The Associated Students of Colorado, ASC, conducted its first meeting this weekend in Denver, using the opportunity to discuss controversial issues such as the lack of funding for higher education.
The ASC was founded in 2007 to bring together students from all colleges and universities across Colorado to work together toward issues affecting higher education.
CSU is just one of the universities that attended the conference but was also one of the most prominent with nine students in attendance, most of them from the Associated Students of CSU.
The conference covered two days, the first of which was spent with guest speakers Kim Poast and Rico Munn from Colorado’s Department of Higher Education.
Munn and Poast discussed the future of higher education in Colorado, one that looks dismal at best. There is only $555 million allotted for the state to spend on higher education next year.

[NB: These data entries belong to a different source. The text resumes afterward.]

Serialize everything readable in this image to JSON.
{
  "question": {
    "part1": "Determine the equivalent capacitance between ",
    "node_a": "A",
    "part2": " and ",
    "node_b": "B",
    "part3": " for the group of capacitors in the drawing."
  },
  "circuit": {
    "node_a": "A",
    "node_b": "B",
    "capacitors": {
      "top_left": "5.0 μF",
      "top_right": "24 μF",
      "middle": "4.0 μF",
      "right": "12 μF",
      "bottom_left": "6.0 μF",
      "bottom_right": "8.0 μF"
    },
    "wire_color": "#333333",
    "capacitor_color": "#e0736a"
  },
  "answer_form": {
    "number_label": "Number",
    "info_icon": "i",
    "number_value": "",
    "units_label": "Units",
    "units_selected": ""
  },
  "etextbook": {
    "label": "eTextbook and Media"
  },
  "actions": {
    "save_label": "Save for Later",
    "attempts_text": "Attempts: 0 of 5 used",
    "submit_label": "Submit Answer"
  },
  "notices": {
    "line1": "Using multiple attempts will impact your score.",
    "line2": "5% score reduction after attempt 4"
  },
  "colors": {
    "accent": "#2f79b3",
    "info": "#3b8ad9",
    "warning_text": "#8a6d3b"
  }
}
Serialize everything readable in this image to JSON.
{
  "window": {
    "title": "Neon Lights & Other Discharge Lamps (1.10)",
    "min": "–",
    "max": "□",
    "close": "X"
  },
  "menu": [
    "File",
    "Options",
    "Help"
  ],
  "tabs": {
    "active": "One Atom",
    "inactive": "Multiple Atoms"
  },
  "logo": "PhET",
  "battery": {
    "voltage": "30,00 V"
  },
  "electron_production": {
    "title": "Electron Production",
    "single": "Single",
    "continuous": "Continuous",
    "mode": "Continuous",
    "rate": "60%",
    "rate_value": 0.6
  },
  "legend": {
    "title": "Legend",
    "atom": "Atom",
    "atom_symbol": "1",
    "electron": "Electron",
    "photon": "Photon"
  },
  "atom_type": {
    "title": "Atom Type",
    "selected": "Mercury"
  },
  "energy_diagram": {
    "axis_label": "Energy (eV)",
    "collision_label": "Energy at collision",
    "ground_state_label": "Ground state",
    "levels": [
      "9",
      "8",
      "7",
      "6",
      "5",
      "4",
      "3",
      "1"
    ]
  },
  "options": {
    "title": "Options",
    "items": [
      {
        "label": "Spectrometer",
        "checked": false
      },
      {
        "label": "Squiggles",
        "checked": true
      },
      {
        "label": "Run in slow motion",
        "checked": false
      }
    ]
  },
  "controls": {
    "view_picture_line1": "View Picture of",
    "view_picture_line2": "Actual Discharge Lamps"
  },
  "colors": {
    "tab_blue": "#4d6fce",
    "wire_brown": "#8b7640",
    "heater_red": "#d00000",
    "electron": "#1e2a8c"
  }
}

When it comes to tax payer dollars for higher education Colorado is ranked 49th in the state, and only three cents of every tax dollar goes toward funding for higher education, Poast said.

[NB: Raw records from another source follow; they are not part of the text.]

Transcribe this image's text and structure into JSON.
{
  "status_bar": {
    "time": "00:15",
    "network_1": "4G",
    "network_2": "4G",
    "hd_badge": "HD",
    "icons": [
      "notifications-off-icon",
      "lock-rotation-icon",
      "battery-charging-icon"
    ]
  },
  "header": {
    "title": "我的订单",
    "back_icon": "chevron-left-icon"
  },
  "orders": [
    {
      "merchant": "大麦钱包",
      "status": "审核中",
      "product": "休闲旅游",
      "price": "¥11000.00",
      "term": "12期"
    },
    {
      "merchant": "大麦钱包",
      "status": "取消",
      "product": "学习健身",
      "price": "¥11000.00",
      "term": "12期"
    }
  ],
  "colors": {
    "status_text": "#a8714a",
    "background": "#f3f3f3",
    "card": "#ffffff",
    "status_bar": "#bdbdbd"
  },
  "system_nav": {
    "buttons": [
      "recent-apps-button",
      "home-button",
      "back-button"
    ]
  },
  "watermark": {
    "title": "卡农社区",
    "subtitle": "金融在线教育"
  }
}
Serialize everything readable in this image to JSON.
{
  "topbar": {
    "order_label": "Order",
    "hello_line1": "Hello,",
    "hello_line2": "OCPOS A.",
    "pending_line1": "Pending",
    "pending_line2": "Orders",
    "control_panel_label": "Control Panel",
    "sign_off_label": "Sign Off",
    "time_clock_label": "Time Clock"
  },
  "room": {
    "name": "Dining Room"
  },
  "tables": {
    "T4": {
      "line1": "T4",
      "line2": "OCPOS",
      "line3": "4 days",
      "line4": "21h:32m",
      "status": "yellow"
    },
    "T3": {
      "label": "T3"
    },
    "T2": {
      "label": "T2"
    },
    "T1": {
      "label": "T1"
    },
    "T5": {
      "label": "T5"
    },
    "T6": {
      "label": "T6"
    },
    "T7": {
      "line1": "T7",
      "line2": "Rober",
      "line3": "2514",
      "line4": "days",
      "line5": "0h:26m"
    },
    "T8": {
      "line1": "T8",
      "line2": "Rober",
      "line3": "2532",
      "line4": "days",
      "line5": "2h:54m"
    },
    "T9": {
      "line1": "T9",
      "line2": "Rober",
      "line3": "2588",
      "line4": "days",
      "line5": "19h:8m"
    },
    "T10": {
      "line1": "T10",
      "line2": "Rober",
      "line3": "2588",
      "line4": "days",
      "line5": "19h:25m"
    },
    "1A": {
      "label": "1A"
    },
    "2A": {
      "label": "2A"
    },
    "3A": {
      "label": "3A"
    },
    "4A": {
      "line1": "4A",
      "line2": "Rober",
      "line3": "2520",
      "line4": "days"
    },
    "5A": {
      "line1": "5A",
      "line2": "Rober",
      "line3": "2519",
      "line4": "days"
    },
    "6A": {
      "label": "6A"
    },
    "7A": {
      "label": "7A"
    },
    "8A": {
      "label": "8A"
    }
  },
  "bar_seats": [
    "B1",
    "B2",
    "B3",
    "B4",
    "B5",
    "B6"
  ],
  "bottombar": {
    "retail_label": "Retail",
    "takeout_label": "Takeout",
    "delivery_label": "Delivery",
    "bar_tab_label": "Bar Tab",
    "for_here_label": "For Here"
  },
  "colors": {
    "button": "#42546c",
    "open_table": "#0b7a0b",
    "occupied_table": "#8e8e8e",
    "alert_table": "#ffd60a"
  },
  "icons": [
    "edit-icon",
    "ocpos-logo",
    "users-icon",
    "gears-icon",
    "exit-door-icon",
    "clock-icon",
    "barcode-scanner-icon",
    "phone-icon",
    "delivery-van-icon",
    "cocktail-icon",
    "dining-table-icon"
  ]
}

Gov. Bill Ritter commissioned the Higher Education Strategic Planning Committee to look for solutions to the funding problem, and ASC has elected one student to sit on the committee. Josh Diller, policy director of ASC, was elected to sit on the committee that will start meeting at the end of the month.
ASCSU members were excited about having an ASC member on the board and hope that good will come from the committee.

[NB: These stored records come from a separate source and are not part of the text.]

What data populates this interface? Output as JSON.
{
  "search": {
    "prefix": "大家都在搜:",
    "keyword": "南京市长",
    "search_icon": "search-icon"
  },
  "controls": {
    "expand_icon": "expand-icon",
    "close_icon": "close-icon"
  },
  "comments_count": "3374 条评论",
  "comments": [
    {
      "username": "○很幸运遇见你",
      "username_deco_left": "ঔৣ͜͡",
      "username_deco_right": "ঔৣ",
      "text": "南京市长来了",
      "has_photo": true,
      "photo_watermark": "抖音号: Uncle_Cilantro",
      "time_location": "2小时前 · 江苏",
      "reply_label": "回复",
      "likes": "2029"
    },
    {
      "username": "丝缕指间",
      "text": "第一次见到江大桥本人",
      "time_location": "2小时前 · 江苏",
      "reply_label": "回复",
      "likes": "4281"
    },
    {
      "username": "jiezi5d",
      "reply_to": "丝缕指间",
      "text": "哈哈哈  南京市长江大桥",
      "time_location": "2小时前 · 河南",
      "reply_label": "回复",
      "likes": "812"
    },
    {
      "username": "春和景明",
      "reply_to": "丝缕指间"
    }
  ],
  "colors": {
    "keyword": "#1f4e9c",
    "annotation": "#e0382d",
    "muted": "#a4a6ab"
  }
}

“We support trying to find new mechanisms to fund higher education,” said Matt Strauch, director of Legislative Affairs ASCSU.
Along with supporting finding new ways to fund higher education, ASC also voted to oppose Amendments 60 and 61 and Proposition 101, three perspective laws that would destroy public higher education.
The amendments would reduce property taxes and make it next to impossible for the government to obtain a loan, while the proposition would reduce vehicle taxes to $10 a vehicle.
ASCSU members Justin Safady and Keegan Schultz presented the proposition of opposing the referendums and urged the ASC to take a stance.
“If we’re gonna come out strong we need to take a stance on something that would drastically affect higher education,” Safady said.
ASCSU declared its opposition over a week ago at one of their Senate meetings and are trying to reach out to students and educate them on the repercussions the referendums would have if they pass in the November election.
ASC will continue to meet over the course of the year and look for initiatives in higher education.
ASCSU Beat Reporter Jordyn Dahl can be reached at email@example.com.